Drinks Ireland is totally opposed to underage drinking and the misuse of alcohol associated with it. Our members strive to ensure that their products are aimed at an adult audience only. We take our responsibilities seriously and believe in a coordinated approach to tackling underage consumption.
Underage drinking stats
Underage drinking in Ireland has fallen in recent years according to the most recent survey by the European Monitoring Centre for Drugs and Drug Addiction (EMCDDA). The report found that 41% of adolescents in Ireland admitting having used alcohol in the previous month which were levels slightly below the European average. However, the report stated that 16% said they had become intoxicated in the previous month compared to the European average of 13%.
The EMCDDA shows that the general trend across Europe show the trend has been downward since a peak in 2003 and the lowest recorded level of binge drinking among European teenagers in over a decade.
In order to tackle underage drinking, the Irish drinks industry, society and those closest to children have an important role to play. For example education, the provision of alternative facilities for young people and parental responsibility are crucial.
The drinks industry is already playing its part, through the Responsible Serving of Alcohol (RSA) programme which, among other goals, aims to prevent alcohol sales to those under 18. Almost 10,000 hotel, bar, nightclub and restaurant owners and staff have attended RSA training to date. The programme is delivered in the form of interactive workshops, using ‘real situations’ or case studies to help reinforce skills and encourage discussion among participants.
In tandem with efforts to reduce demand for alcohol from minors, the Government needs to enforce measures to prevent the sale of alcohol to those below the age of 18.
Ultimately, responsibility for alcohol consumption lies with the individual and in the case of children, with the parents or guardian. Alcohol abuse by minors has greater potential for negative health effects, because of their early stage in physiological and emotional development. Research suggests that early heavy alcohol use by minors has increased negative and potentially long-term effects on certain brain regions and the skeletal system.
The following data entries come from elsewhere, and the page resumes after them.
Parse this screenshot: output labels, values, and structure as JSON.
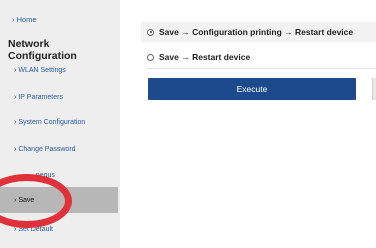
{
  "sidebar": {
    "home_link": "Home",
    "title": "Network Configuration",
    "items": [
      {
        "label": "WLAN Settings"
      },
      {
        "label": "IP Parameters"
      },
      {
        "label": "System Configuration"
      },
      {
        "label": "Change Password"
      },
      {
        "label": "...neous"
      },
      {
        "label": "Save"
      },
      {
        "label": "Set Default"
      }
    ]
  },
  "main": {
    "options": [
      {
        "label": "Save → Configuration printing → Restart device",
        "checked": true
      },
      {
        "label": "Save → Restart device",
        "checked": false
      }
    ],
    "execute_label": "Execute"
  },
  "colors": {
    "accent": "#1d4a8c",
    "annotation": "#e0303a",
    "active_item": "#b7b7b7"
  },
  "icons": [
    "chevron-right-icon",
    "radio-icon"
  ]
}
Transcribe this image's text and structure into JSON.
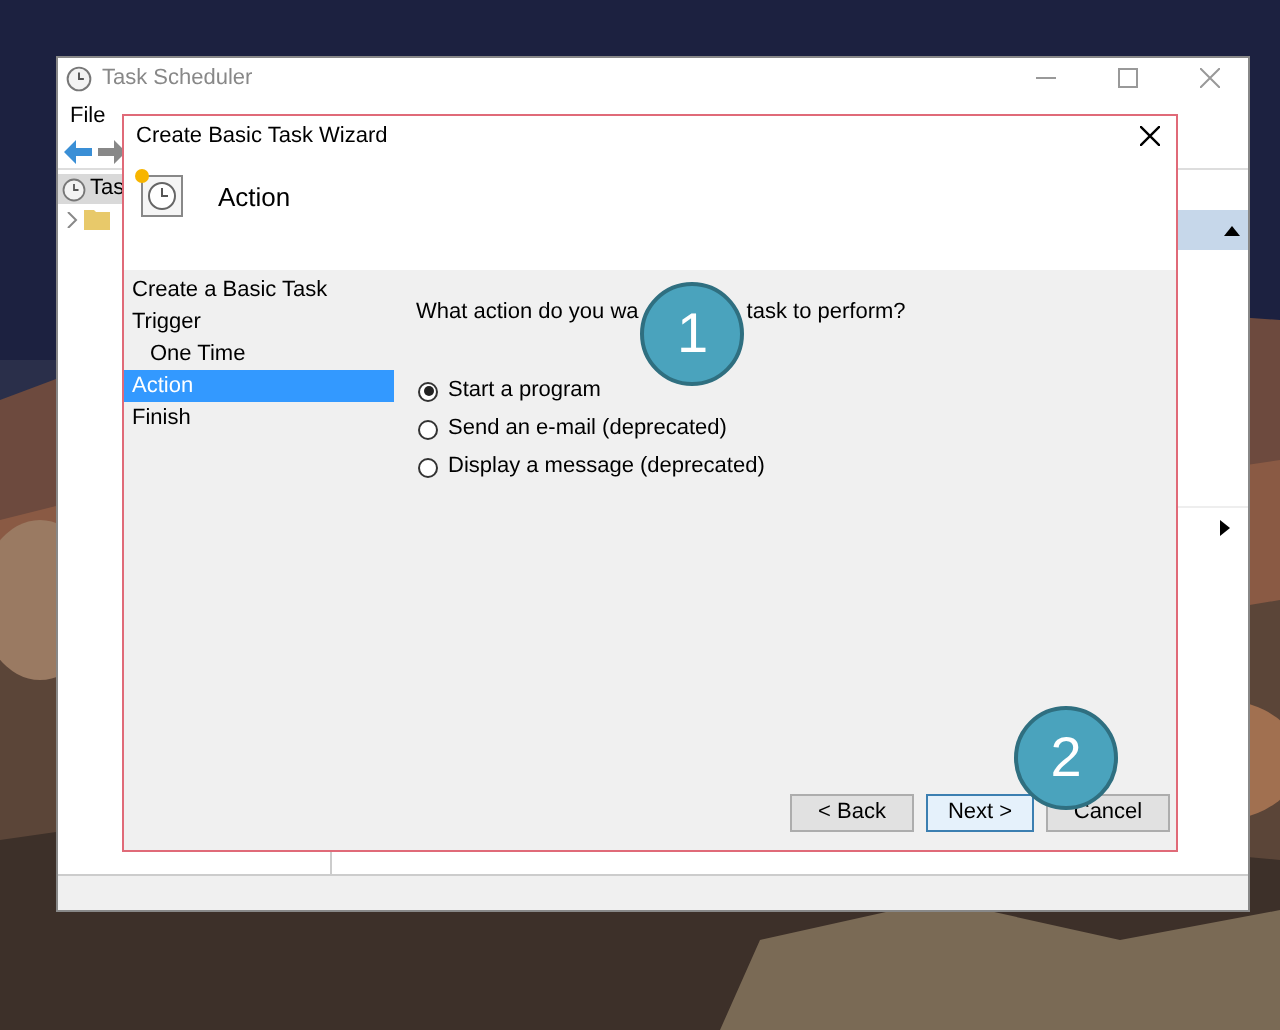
{
  "background_window": {
    "title": "Task Scheduler",
    "menu": [
      "File"
    ],
    "tree": [
      {
        "label": "Tas",
        "selected": true
      }
    ]
  },
  "dialog": {
    "title": "Create Basic Task Wizard",
    "heading": "Action",
    "steps": [
      {
        "label": "Create a Basic Task",
        "selected": false
      },
      {
        "label": "Trigger",
        "selected": false,
        "children": [
          {
            "label": "One Time",
            "selected": false
          }
        ]
      },
      {
        "label": "Action",
        "selected": true
      },
      {
        "label": "Finish",
        "selected": false
      }
    ],
    "question_start": "What action do you wa",
    "question_end": "task to perform?",
    "options": [
      {
        "label": "Start a program",
        "selected": true
      },
      {
        "label": "Send an e-mail (deprecated)",
        "selected": false
      },
      {
        "label": "Display a message (deprecated)",
        "selected": false
      }
    ],
    "buttons": [
      {
        "label": "< Back",
        "default": false
      },
      {
        "label": "Next >",
        "default": true
      },
      {
        "label": "Cancel",
        "default": false
      }
    ]
  },
  "annotations": [
    {
      "number": "1"
    },
    {
      "number": "2"
    }
  ]
}
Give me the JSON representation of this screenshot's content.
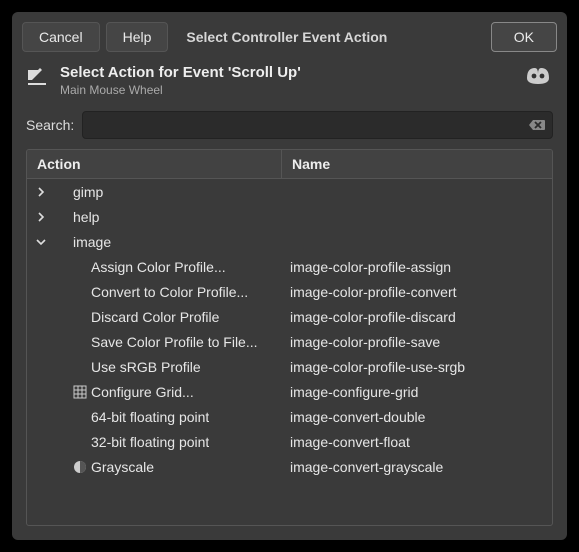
{
  "buttons": {
    "cancel": "Cancel",
    "help": "Help",
    "ok": "OK"
  },
  "title": "Select Controller Event Action",
  "header": {
    "title": "Select Action for Event 'Scroll Up'",
    "subtitle": "Main Mouse Wheel"
  },
  "search": {
    "label": "Search:",
    "value": ""
  },
  "columns": {
    "action": "Action",
    "name": "Name"
  },
  "rows": [
    {
      "depth": 0,
      "expander": "right",
      "icon": "",
      "label": "gimp",
      "name": ""
    },
    {
      "depth": 0,
      "expander": "right",
      "icon": "",
      "label": "help",
      "name": ""
    },
    {
      "depth": 0,
      "expander": "down",
      "icon": "",
      "label": "image",
      "name": ""
    },
    {
      "depth": 1,
      "expander": "",
      "icon": "",
      "label": "Assign Color Profile...",
      "name": "image-color-profile-assign"
    },
    {
      "depth": 1,
      "expander": "",
      "icon": "",
      "label": "Convert to Color Profile...",
      "name": "image-color-profile-convert"
    },
    {
      "depth": 1,
      "expander": "",
      "icon": "",
      "label": "Discard Color Profile",
      "name": "image-color-profile-discard"
    },
    {
      "depth": 1,
      "expander": "",
      "icon": "",
      "label": "Save Color Profile to File...",
      "name": "image-color-profile-save"
    },
    {
      "depth": 1,
      "expander": "",
      "icon": "",
      "label": "Use sRGB Profile",
      "name": "image-color-profile-use-srgb"
    },
    {
      "depth": 1,
      "expander": "",
      "icon": "grid",
      "label": "Configure Grid...",
      "name": "image-configure-grid"
    },
    {
      "depth": 1,
      "expander": "",
      "icon": "",
      "label": "64-bit floating point",
      "name": "image-convert-double"
    },
    {
      "depth": 1,
      "expander": "",
      "icon": "",
      "label": "32-bit floating point",
      "name": "image-convert-float"
    },
    {
      "depth": 1,
      "expander": "",
      "icon": "grayscale",
      "label": "Grayscale",
      "name": "image-convert-grayscale"
    }
  ]
}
This further enforces the point that high risk categories, including young people, require particular attention. Information and education can play an important role in providing skills for responsible decision making in relation to drinking. Mass media and information campaigns – while not a solution in themselves – can play an important part in raising awareness on certain issues.
DrinkAware has developed a ‘Parents Hub’ on its website which is designed for parents to help better equip them to address issues around alcohol with their children. The hub enables parents to set examples, plan activities, dispel myths around drinking and provides a regular newsletter for parents on the latest developments concerning alcohol and education.